* **REQUIRED WORK**: An exact copy of all the data is required, with pictures left out.

* **Source records**:
+--
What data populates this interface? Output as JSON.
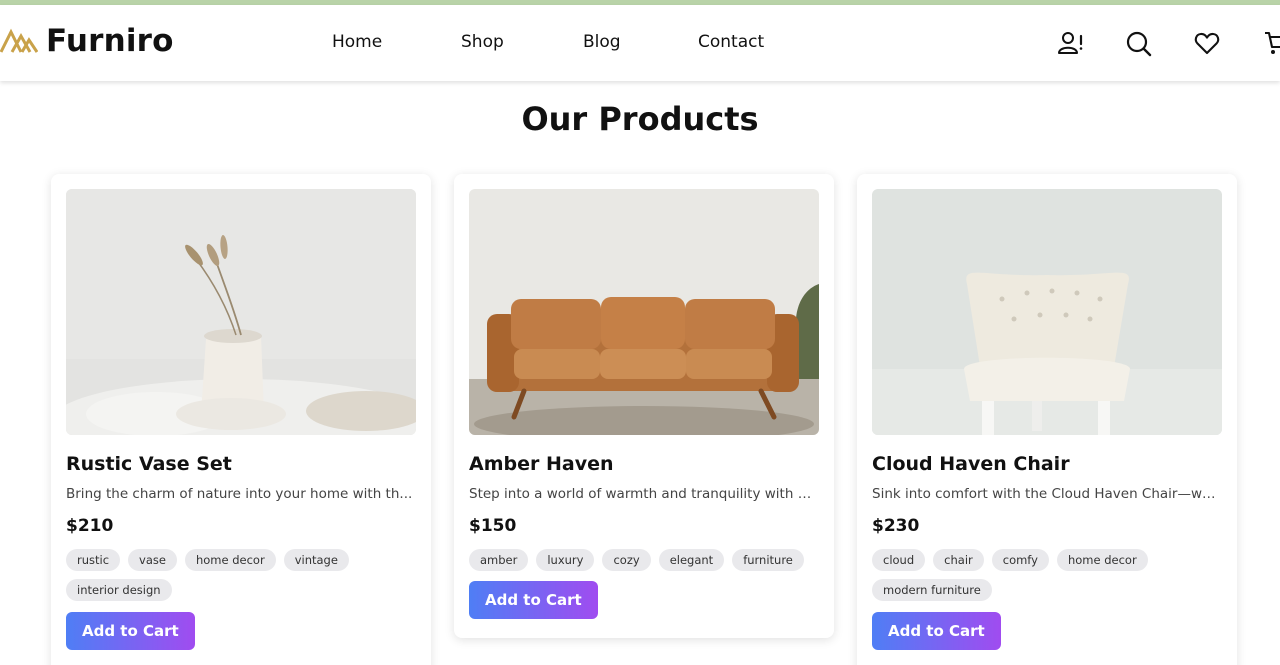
{
  "brand": {
    "name": "Furniro",
    "accent": "#c9a24a"
  },
  "nav": {
    "links": [
      {
        "label": "Home"
      },
      {
        "label": "Shop"
      },
      {
        "label": "Blog"
      },
      {
        "label": "Contact"
      }
    ],
    "icons": [
      "user-alert-icon",
      "search-icon",
      "heart-icon",
      "cart-icon"
    ]
  },
  "section": {
    "title": "Our Products"
  },
  "button_gradient": [
    "#4f7ef5",
    "#a04cf0"
  ],
  "products": [
    {
      "name": "Rustic Vase Set",
      "description": "Bring the charm of nature into your home with th...",
      "price": "$210",
      "tags": [
        "rustic",
        "vase",
        "home decor",
        "vintage",
        "interior design"
      ],
      "cta": "Add to Cart"
    },
    {
      "name": "Amber Haven",
      "description": "Step into a world of warmth and tranquility with A...",
      "price": "$150",
      "tags": [
        "amber",
        "luxury",
        "cozy",
        "elegant",
        "furniture"
      ],
      "cta": "Add to Cart"
    },
    {
      "name": "Cloud Haven Chair",
      "description": "Sink into comfort with the Cloud Haven Chair—wh...",
      "price": "$230",
      "tags": [
        "cloud",
        "chair",
        "comfy",
        "home decor",
        "modern furniture"
      ],
      "cta": "Add to Cart"
    }
  ]
}
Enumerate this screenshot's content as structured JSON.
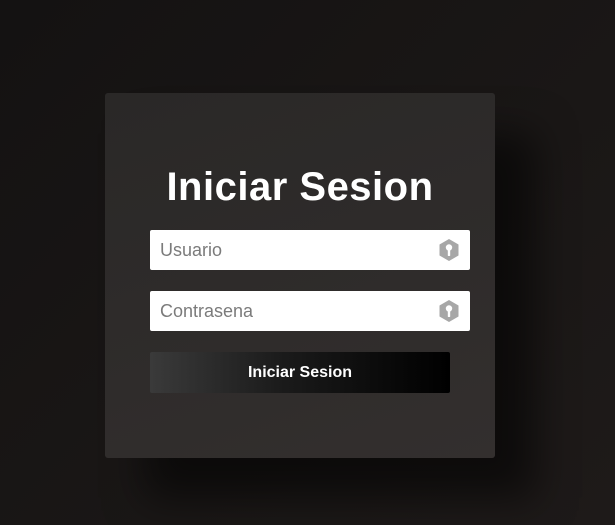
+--
* **TASK OUTPUT**:
What data populates this interface? Output as JSON.
{
  "brand": {
    "name": "Furniro",
    "accent": "#c9a24a"
  },
  "nav": {
    "links": [
      {
        "label": "Home"
      },
      {
        "label": "Shop"
      },
      {
        "label": "Blog"
      },
      {
        "label": "Contact"
      }
    ],
    "icons": [
      "user-alert-icon",
      "search-icon",
      "heart-icon",
      "cart-icon"
    ]
  },
  "section": {
    "title": "Our Products"
  },
  "button_gradient": [
    "#4f7ef5",
    "#a04cf0"
  ],
  "products": [
    {
      "name": "Rustic Vase Set",
      "description": "Bring the charm of nature into your home with th...",
      "price": "$210",
      "tags": [
        "rustic",
        "vase",
        "home decor",
        "vintage",
        "interior design"
      ],
      "cta": "Add to Cart"
    },
    {
      "name": "Amber Haven",
      "description": "Step into a world of warmth and tranquility with A...",
      "price": "$150",
      "tags": [
        "amber",
        "luxury",
        "cozy",
        "elegant",
        "furniture"
      ],
      "cta": "Add to Cart"
    },
    {
      "name": "Cloud Haven Chair",
      "description": "Sink into comfort with the Cloud Haven Chair—wh...",
      "price": "$230",
      "tags": [
        "cloud",
        "chair",
        "comfy",
        "home decor",
        "modern furniture"
      ],
      "cta": "Add to Cart"
    }
  ]
}
Enumerate this screenshot's content as structured JSON.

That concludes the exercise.